Dill is a funny plant. It feels tickly and has a very strong taste. Gran and Auntie Ruth use it a lot when cooking our meals. Mum cooks fish for me and my sister every Friday, and adds the Dill to help it taste even better.
Dad says that it is good for the goats. Whenever we are out on the hills and we find a dill bush, we herd the goats over to it – although the goats easily find it themselves because of its strong smell!
Grow your dill
Dill grows long roots, so if you are growing in a plant pot or container make sure that it is quite deep.
Sow seeds in shallow 1/2 inch (1cm) deep rows and lightly cover with soil.
Make sure the soil is damp, but not too wet.
After 10 – 14 days, you should begin to see some green leaves.
Once they are growing, dill does not like to be moved so make sure that there is plenty of room between each plant for them to grow.
For older children
Dill is a herb mainly used for flavouring in stews and soups. The plant can also be used to attract caterpillars and other predatorial animals to help get rid of any garden pests. Dill should be planted in springtime, as the weather is beginning to get warmer and drier, and there is less likely to be rain and frost.

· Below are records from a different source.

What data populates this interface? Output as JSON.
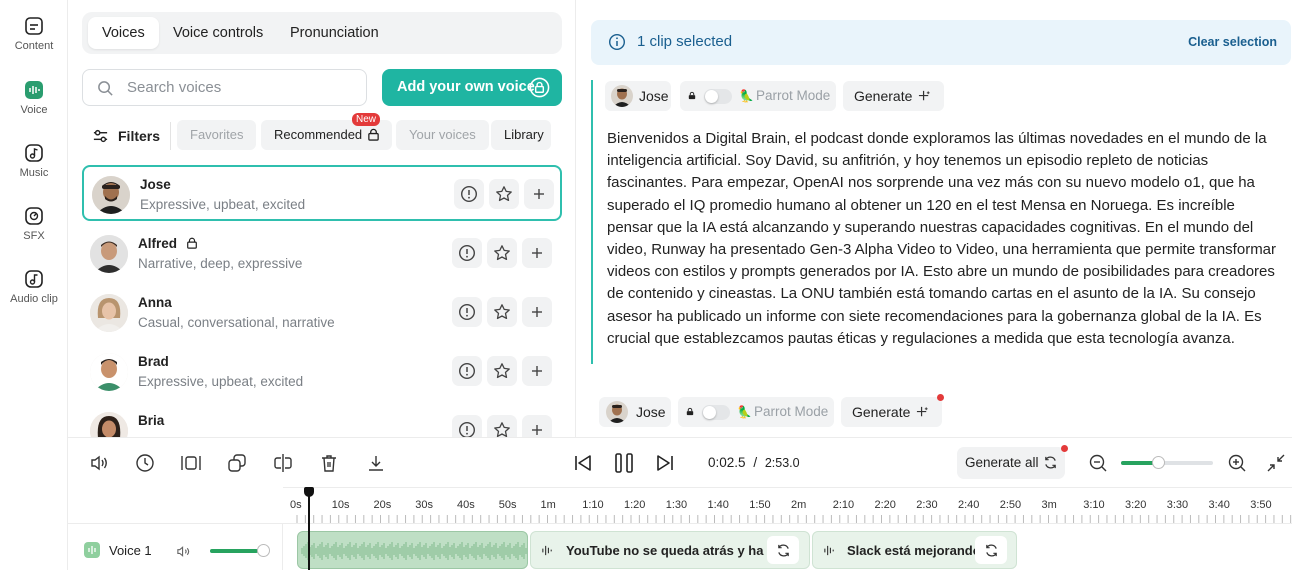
{
  "rail": [
    {
      "label": "Content",
      "icon": "content-icon"
    },
    {
      "label": "Voice",
      "icon": "voice-icon"
    },
    {
      "label": "Music",
      "icon": "music-icon"
    },
    {
      "label": "SFX",
      "icon": "sfx-icon"
    },
    {
      "label": "Audio clip",
      "icon": "audio-clip-icon"
    }
  ],
  "tabs": [
    "Voices",
    "Voice controls",
    "Pronunciation"
  ],
  "search": {
    "placeholder": "Search voices"
  },
  "add_voice": "Add your own voice",
  "filters": {
    "label": "Filters",
    "chips": [
      "Favorites",
      "Recommended",
      "Your voices",
      "Library"
    ],
    "new_badge": "New"
  },
  "voices": [
    {
      "name": "Jose",
      "desc": "Expressive, upbeat, excited"
    },
    {
      "name": "Alfred",
      "desc": "Narrative, deep, expressive"
    },
    {
      "name": "Anna",
      "desc": "Casual, conversational, narrative"
    },
    {
      "name": "Brad",
      "desc": "Expressive, upbeat, excited"
    },
    {
      "name": "Bria",
      "desc": ""
    }
  ],
  "selection": {
    "text": "1 clip selected",
    "clear": "Clear selection"
  },
  "block1": {
    "speaker": "Jose",
    "mode": "Parrot Mode",
    "generate": "Generate",
    "text": "Bienvenidos a Digital Brain, el podcast donde exploramos las últimas novedades en el mundo de la inteligencia artificial. Soy David, su anfitrión, y hoy tenemos un episodio repleto de noticias fascinantes. Para empezar, OpenAI nos sorprende una vez más con su nuevo modelo o1, que ha superado el IQ promedio humano al obtener un 120 en el test Mensa en Noruega. Es increíble pensar que la IA está alcanzando y superando nuestras capacidades cognitivas. En el mundo del video, Runway ha presentado Gen-3 Alpha Video to Video, una herramienta que permite transformar videos con estilos y prompts generados por IA. Esto abre un mundo de posibilidades para creadores de contenido y cineastas. La ONU también está tomando cartas en el asunto de la IA. Su consejo asesor ha publicado un informe con siete recomendaciones para la gobernanza global de la IA. Es crucial que establezcamos pautas éticas y regulaciones a medida que esta tecnología avanza."
  },
  "block2": {
    "speaker": "Jose",
    "mode": "Parrot Mode",
    "generate": "Generate"
  },
  "player": {
    "current": "0:02.5",
    "separator": "/",
    "total": "2:53.0",
    "generate_all": "Generate all"
  },
  "ruler": [
    "0s",
    "10s",
    "20s",
    "30s",
    "40s",
    "50s",
    "1m",
    "1:10",
    "1:20",
    "1:30",
    "1:40",
    "1:50",
    "2m",
    "2:10",
    "2:20",
    "2:30",
    "2:40",
    "2:50",
    "3m",
    "3:10",
    "3:20",
    "3:30",
    "3:40",
    "3:50"
  ],
  "track": {
    "name": "Voice 1",
    "volume": 0.85,
    "clips": [
      {
        "label": ""
      },
      {
        "label": "YouTube no se queda atrás y ha est"
      },
      {
        "label": "Slack está mejorando"
      }
    ]
  },
  "colors": {
    "accent": "#1fb5a2",
    "badge": "#e33a3a",
    "banner": "#e9f4fb",
    "clip": "#e8f3ea"
  }
}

When we were looking at cumin we came across this passage from the Hebrew Bible (or Old Testament).
25 When they have levelled its surface,Isaiah 28:25-27 (NRSV)
do they not scatter dill, sow cummin,

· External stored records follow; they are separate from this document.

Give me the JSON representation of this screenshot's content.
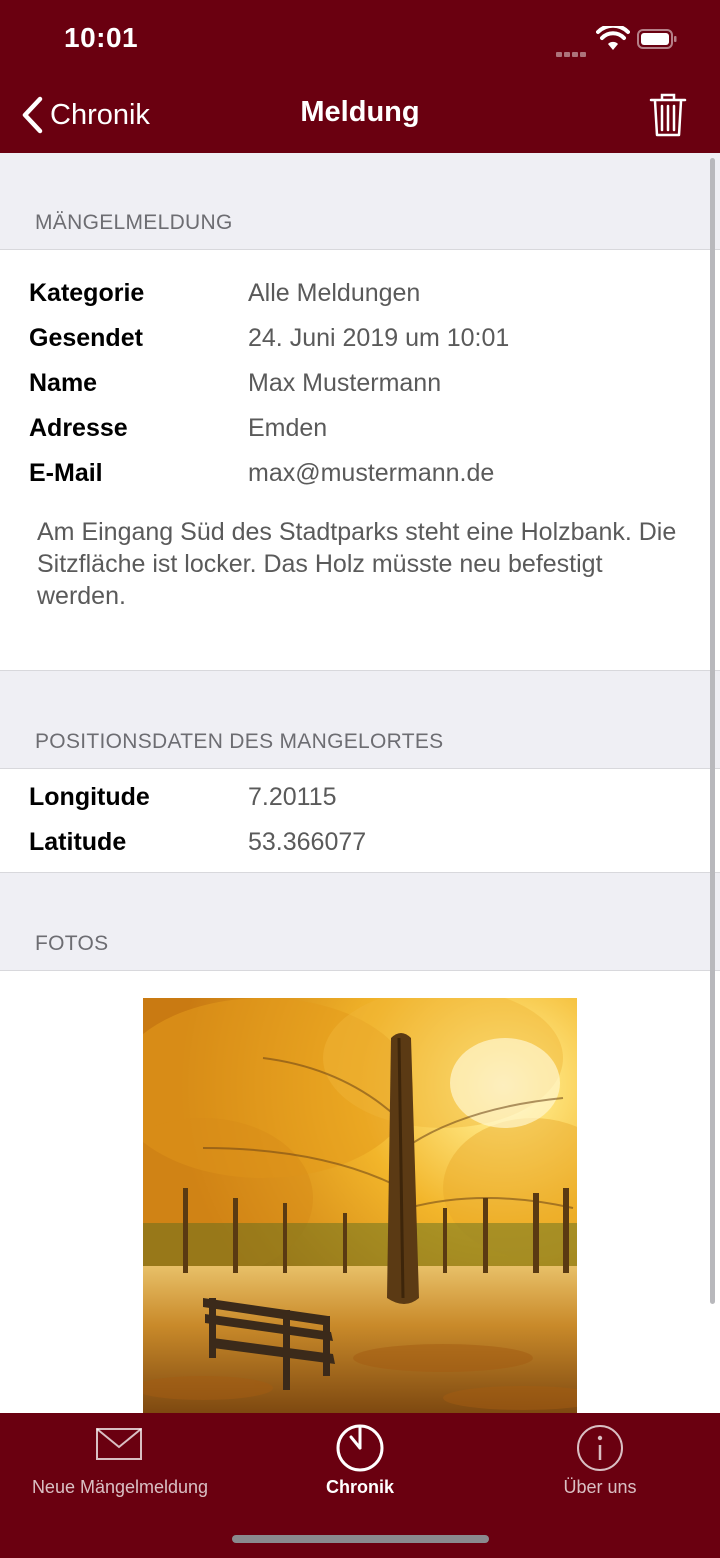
{
  "status_bar": {
    "time": "10:01"
  },
  "nav": {
    "back_label": "Chronik",
    "title": "Meldung",
    "trash_icon": "trash-icon"
  },
  "report_section": {
    "header": "MÄNGELMELDUNG",
    "rows": [
      {
        "label": "Kategorie",
        "value": "Alle Meldungen"
      },
      {
        "label": "Gesendet",
        "value": "24. Juni 2019 um 10:01"
      },
      {
        "label": "Name",
        "value": "Max Mustermann"
      },
      {
        "label": "Adresse",
        "value": "Emden"
      },
      {
        "label": "E-Mail",
        "value": "max@mustermann.de"
      }
    ],
    "description": "Am Eingang Süd des Stadtparks steht eine Holzbank. Die Sitzfläche ist locker. Das Holz müsste neu befestigt werden."
  },
  "position_section": {
    "header": "POSITIONSDATEN DES MANGELORTES",
    "rows": [
      {
        "label": "Longitude",
        "value": "7.20115"
      },
      {
        "label": "Latitude",
        "value": "53.366077"
      }
    ]
  },
  "photos_section": {
    "header": "FOTOS",
    "photo_subject": "autumn park with wooden bench"
  },
  "tabbar": {
    "tabs": [
      {
        "label": "Neue Mängelmeldung",
        "icon": "envelope-icon",
        "active": false
      },
      {
        "label": "Chronik",
        "icon": "clock-icon",
        "active": true
      },
      {
        "label": "Über uns",
        "icon": "info-icon",
        "active": false
      }
    ]
  },
  "colors": {
    "brand": "#6a0010",
    "background": "#efeff4",
    "secondary_text": "#5a5a5a",
    "section_header": "#6d6d72"
  }
}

and plant wheat in rows
and barley in its proper place,
and spelt as the border?
27 Dill is not threshed with a threshing-sledge,
nor is a cartwheel rolled over cummin;

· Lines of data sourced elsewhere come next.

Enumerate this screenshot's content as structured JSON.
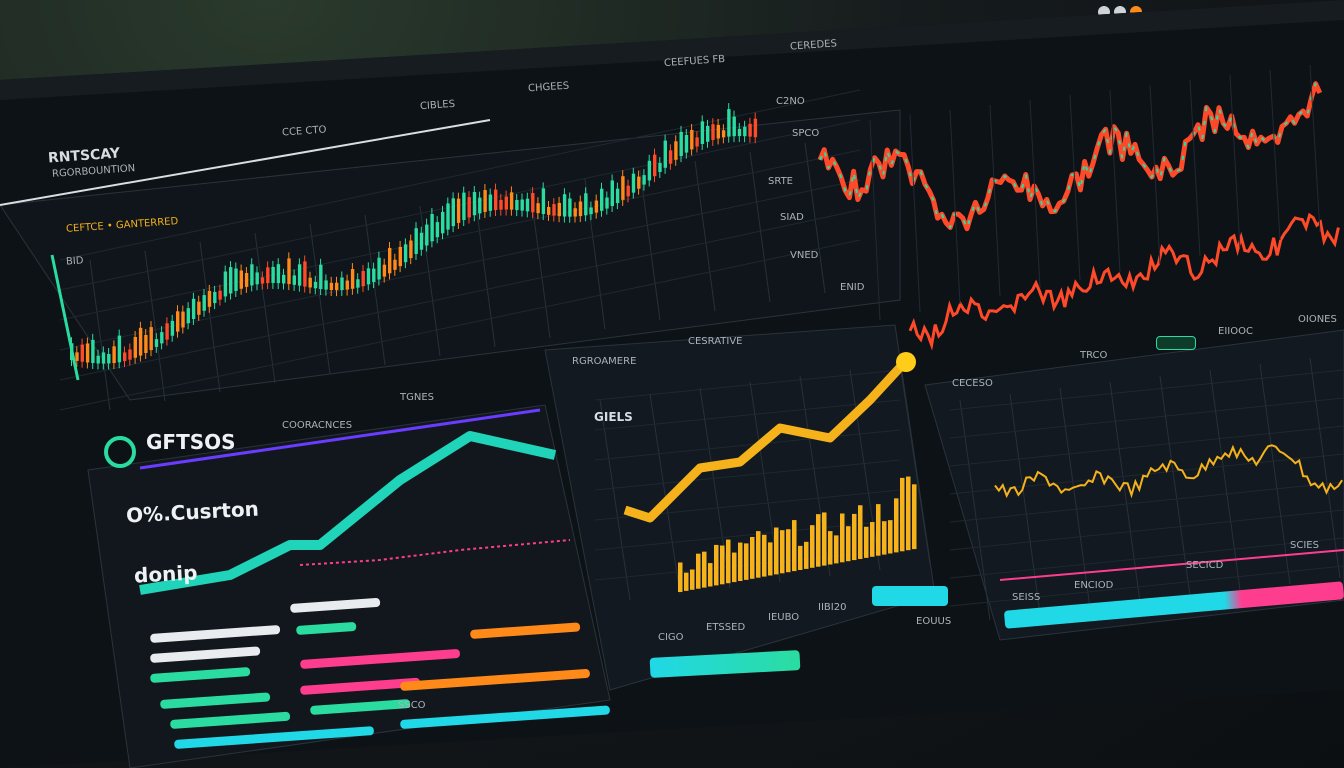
{
  "top_dots": [
    "window-dot-1",
    "window-dot-2",
    "window-dot-3"
  ],
  "header": {
    "title": "RNTSCAY",
    "subtitle": "RGORBOUNTION",
    "label_a": "CCE CTO",
    "label_b": "CIBLES",
    "label_c": "CHGEES",
    "label_d": "CEEFUES FB",
    "label_e": "CEREDES"
  },
  "main_chart": {
    "legend": "CEFTCE • GANTERRED",
    "axis_top_left": "BID"
  },
  "right_chart": {
    "labels": [
      "C2NO",
      "SPCO",
      "SRTE",
      "SIAD",
      "ENID",
      "VNED"
    ]
  },
  "left_card": {
    "title": "GFTSOS",
    "tab_1": "COORACNCES",
    "tab_2": "TGNES",
    "headline": "O%.Cusrton",
    "sub": "donip",
    "footer": "SSCO"
  },
  "mid_card": {
    "title": "RGROAMERE",
    "header": "CESRATIVE",
    "name": "GIELS",
    "stats": [
      "CIGO",
      "ETSSED",
      "IEUBO",
      "IIBI20",
      "EOUUS"
    ]
  },
  "right_card": {
    "label_a": "CECESO",
    "label_b": "TRCO",
    "label_c": "EIIOOC",
    "label_d": "OIONES",
    "stats": [
      "SEISS",
      "ENCIOD",
      "SECICD",
      "SCIES"
    ]
  },
  "colors": {
    "green": "#2bdca0",
    "red": "#ff4a2a",
    "orange": "#ff8a1a",
    "yellow": "#f5b21a",
    "cyan": "#21d8e6",
    "pink": "#ff3d8f",
    "white": "#e8ecef"
  }
}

but dill is beaten out with a stick,
and cummin with a rod.
It probably does not refer to the plant that we, today, call dill. Instead it is more likely to be a plant called black cumin. Even today, in some places, the seeds are harvested by hitting the plants with a wooden stick so that the seeds drop to the ground.
However, the plant we are growing here can be found in the Bible. Dill, like the other herbs and spices mentioned in the passage, were important and valuable. They were used in cooking, but they also had (or were thought to have) medicinal properties and could heal different diseases and keep people healthy. This is why they were sometimes included as objects that could be ‘tithed’ – given to God.
Woe to you, scribes and Pharisees, hypocrites! For you tithe mint, dill, and cummin, and have neglected the weightier matters of the law: justice and mercy and faith. It is these you ought to have practised without neglecting the others.Matthew 23:23 (NRSV)